As part of the Charter review, our working group collated all the feedback and drafted the new rights, which were later endorsed by 111 children and young people, and other care leavers, aged between 6 and 25 years. As part of the endorsement, children and young people were asked if the new rights made sense and if they reflected their experiences. They were also asked if anything further should be added or changed. The final revised Charter and supporting report was then sent to the Minister to be approved and tabled in Parliament.

Once the revised Charter has been tabled, all organisations who work with children and young people in care will need to endorse the new Charter. We will be in contact with all existing Charter Champions to arrange endorsement so please make sure we have the most up to date contact details for your organisation’s nominated Charter Champions.

While we wait for the Minister’s approval, we will begin developing a raft of new accessible, culturally diverse materials for children, young people and their carers and provide further guidance and support for the agencies who endorse the Charter. We will also be looking at the endorsement process to see what improvements can be made.
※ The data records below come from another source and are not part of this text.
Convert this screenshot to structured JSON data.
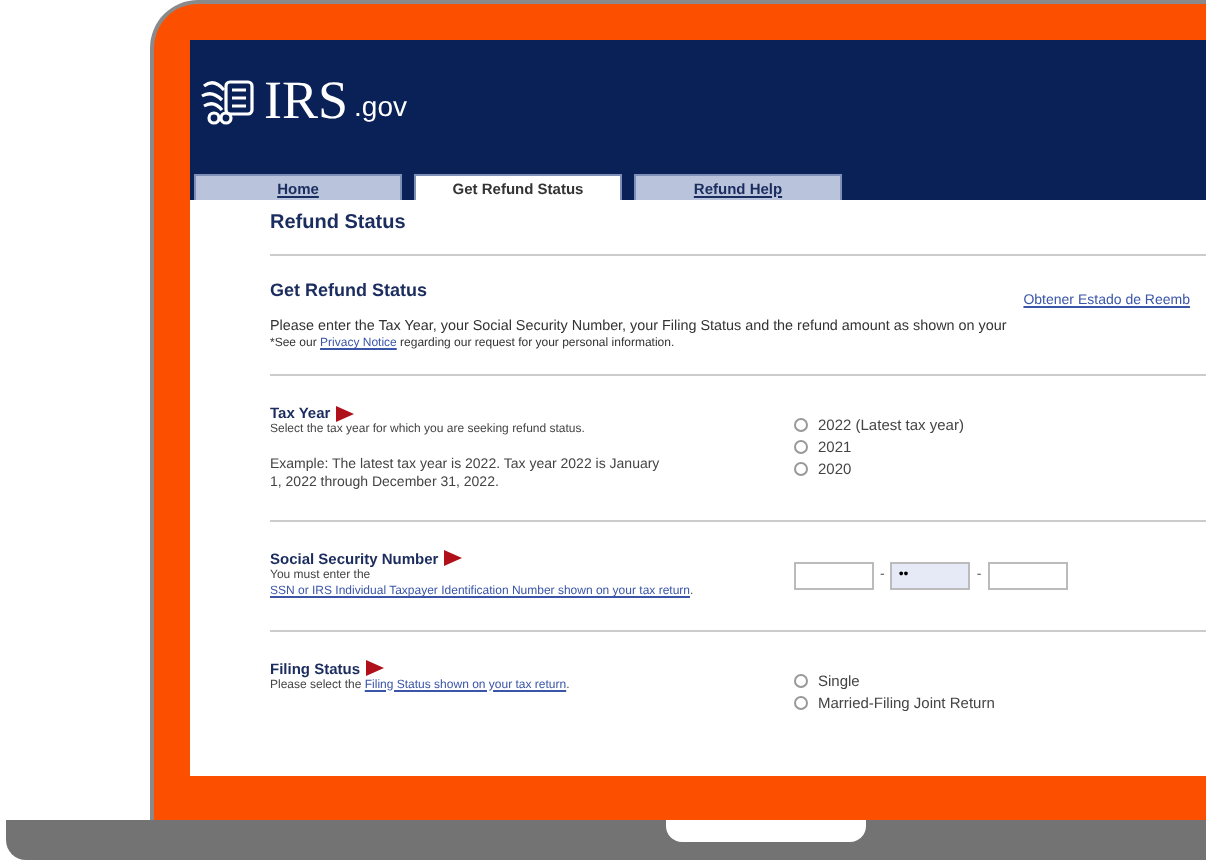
{
  "site": {
    "logo_text": "IRS",
    "logo_suffix": ".gov"
  },
  "tabs": [
    {
      "label": "Home",
      "selected": false
    },
    {
      "label": "Get Refund Status",
      "selected": true
    },
    {
      "label": "Refund Help",
      "selected": false
    }
  ],
  "page_title": "Refund Status",
  "intro": {
    "heading": "Get Refund Status",
    "spanish_link": "Obtener Estado de Reemb",
    "text": "Please enter the Tax Year, your Social Security Number, your Filing Status and the refund amount as shown on your",
    "privacy": {
      "before": "*See our ",
      "link": "Privacy Notice",
      "after": " regarding our request for your personal information."
    }
  },
  "sections": [
    {
      "title": "Tax Year",
      "help": [
        {
          "before": "Select the tax year for which you are seeking refund status."
        },
        {
          "before": "Example: The latest tax year is 2022. Tax year 2022 is January 1, 2022 through December 31, 2022."
        }
      ],
      "kind": "radio",
      "options": [
        {
          "label": "2022 (Latest tax year)",
          "selected": false
        },
        {
          "label": "2021",
          "selected": false
        },
        {
          "label": "2020",
          "selected": false
        }
      ]
    },
    {
      "title": "Social Security Number",
      "help": [
        {
          "before": "You must enter the ",
          "link": "SSN or IRS Individual Taxpayer Identification Number shown on your tax return",
          "after": "."
        }
      ],
      "kind": "ssn",
      "fields": [
        {
          "filled": false
        },
        {
          "filled": true,
          "value": "••"
        },
        {
          "filled": false
        }
      ],
      "separator": "-"
    },
    {
      "title": "Filing Status",
      "help": [
        {
          "before": "Please select the ",
          "link": "Filing Status shown on your tax return",
          "after": "."
        }
      ],
      "kind": "radio",
      "options": [
        {
          "label": "Single",
          "selected": false
        },
        {
          "label": "Married-Filing Joint Return",
          "selected": false
        }
      ]
    }
  ]
}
If your organisation does not yet endorse the Charter, with a designated Charter Champion, and you would like more information, please contact Mardy McDonald at Mardy.McDonald2@sa.gov.au

We’re looking forward to sharing the new Charter with you all very soon!

Welcoming our new principal advocate

We would like to give a warm welcome to our new Principal Advocate for the Training Centre Visitor Unit (TCVU), Simone Deegan. Simone will be joining the team for the next 12 months while Belinda Lorek is taking leave.

Simone has a background in law and criminology as a researcher and (legal) advocate with a particular interest in the experience of young adults in the criminal justice system. She has previously worked as a defence solicitor for young people and adults charged with a range of offences.

More recently Simone has been researching the circumstances and needs of ‘juveniles’ charged with murder. Her research work has given rise to both systemic and individual advocacy to improve the law and the outcomes for individuals caught up in the criminal justice system. Simone is acquainted with the work of the TCVU and produced a thematic analysis of the voices of the residents for the TCV Pilot Inspection Report last year.

We hope you join us in welcoming Simone to the team. We decided to ask her a few questions to help us get to know her better…

What motivates you to advocate for children and young people caught up in the youth justice system?

Misconceptions about who they are and why they offend. While not discounting the role of personal responsibility or choice in offending behaviour, there needs to be recognition that who, when and where you are plays a large role in the choices that are available to you. My work is also informed by the idea of the juvenile brain as plastic and open to experience.

How do you think learnings from your previous roles will support this new role in advocating for the wellbeing and rights for children and young people in detention?

My background as a solicitor and as a researcher into serious crime, repeat offending and desistance (i.e. why and how do people stop doing crime) gives me the practical skills and the theoretical knowledge of what works well, and not so well, for young people in secure care and prison environments.

What are you most looking forward to in the role as principal advocate?

Working with young people to make a difference, however big or small, in their lives. I am also looking forward to forming successful working relationships with other professional people and learning more about what they do and how the pieces of the puzzle come together.

What are three words that best describe you?

Determined, passionate and driven.

What do you like to do when you’re not at work?

Anything fitness related: competitive tennis, running, lifting weights … not to mention cooking and eating (but mostly eating!!!).